Characterization of extracellular polymers synthesized by tropical intertidal biofilm bacteria
Article first published online: 1 AUG 2006
Journal of Applied Microbiology
Volume 102, Issue 1, pages 254–264, January 2007
How to Cite
Ortega-Morales, B.O., Santiago-García, J.L., Chan-Bacab, M.J., Moppert, X., Miranda-Tello, E., Fardeau, M.L., Carrero, J.C., Bartolo-Pérez, P., Valadéz-González, A. and Guezennec, J. (2007), Characterization of extracellular polymers synthesized by tropical intertidal biofilm bacteria. Journal of Applied Microbiology, 102: 254–264. doi: 10.1111/j.1365-2672.2006.03085.x
- Issue published online: 1 AUG 2006
- Article first published online: 1 AUG 2006
- 2005/1297: received 31 October 2005, revised 23 March 2006 and accepted 30 March 2006
- Bacillus sp.;
- Microbacterium sp.;
- tropical intertidal biofilm bacteria

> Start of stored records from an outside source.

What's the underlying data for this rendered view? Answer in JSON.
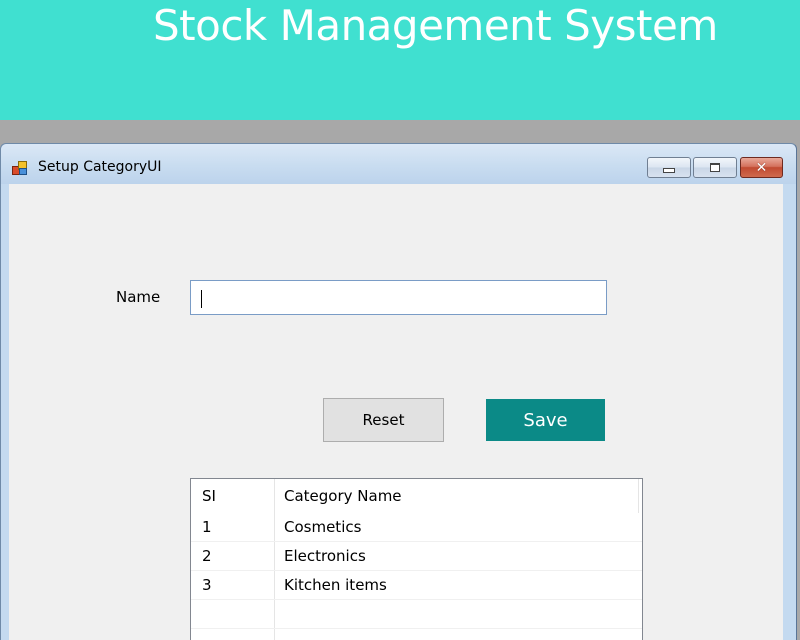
{
  "banner": {
    "title": "Stock Management System",
    "background": "#40e0d0"
  },
  "window": {
    "title": "Setup CategoryUI",
    "icon": "app-window-icon",
    "controls": {
      "minimize": "minimize-icon",
      "maximize": "maximize-icon",
      "close": "close-icon"
    }
  },
  "form": {
    "name_label": "Name",
    "name_value": "",
    "name_placeholder": "",
    "reset_label": "Reset",
    "save_label": "Save",
    "save_color": "#0b8a87"
  },
  "table": {
    "columns": [
      "SI",
      "Category Name"
    ],
    "rows": [
      {
        "si": "1",
        "name": "Cosmetics"
      },
      {
        "si": "2",
        "name": "Electronics"
      },
      {
        "si": "3",
        "name": "Kitchen items"
      }
    ]
  }
}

Aim: This study was performed to determine the potential of tropical intertidal biofilm bacteria as a source of novel exopolymers (EPS).
Methods and Results: A screening procedure was implemented to detect EPS-producing biofilm bacteria. Isolates MC3B-10 and MC6B-22, identified respectively as a Microbacterium species and Bacillus species by 16S rDNA and cellular fatty acids analyses, produced different EPS, as evidenced by colorimetric and gas chromatographic analyses. The polymer produced by isolate MC3B-10 displays significant surfactant activity, and may chelate calcium as evidenced by spectroscopic analysis.
Conclusions: Polymer MC3B-10 appears to be a glycoprotein, while EPS MC6B-22 seems to be a true polysaccharide dominated by neutral sugars but with significant concentrations of uronic acids and hexosamines. EPS MC3B-10 possesses a higher surfactant activity than that of commercial surfactants, and given its anionic nature, may chelate cations thus proving useful in bioremediation. The chemical composition of polymer MC6B-22 suggests its potential biomedical application in tissue regeneration.
Significance and Impact of the Study: This is the first report of a Microbacterium species producing EPS with surfactant properties, which expands our knowledge of the micro-organisms capable of producing these biomolecules. Furthermore, this work shows that tropical intertidal environments are a nonpreviously recognized habitat for bioprospecting EPS-producing bacteria, and that these molecules might be involved in ecological roles protecting the cells against dessication.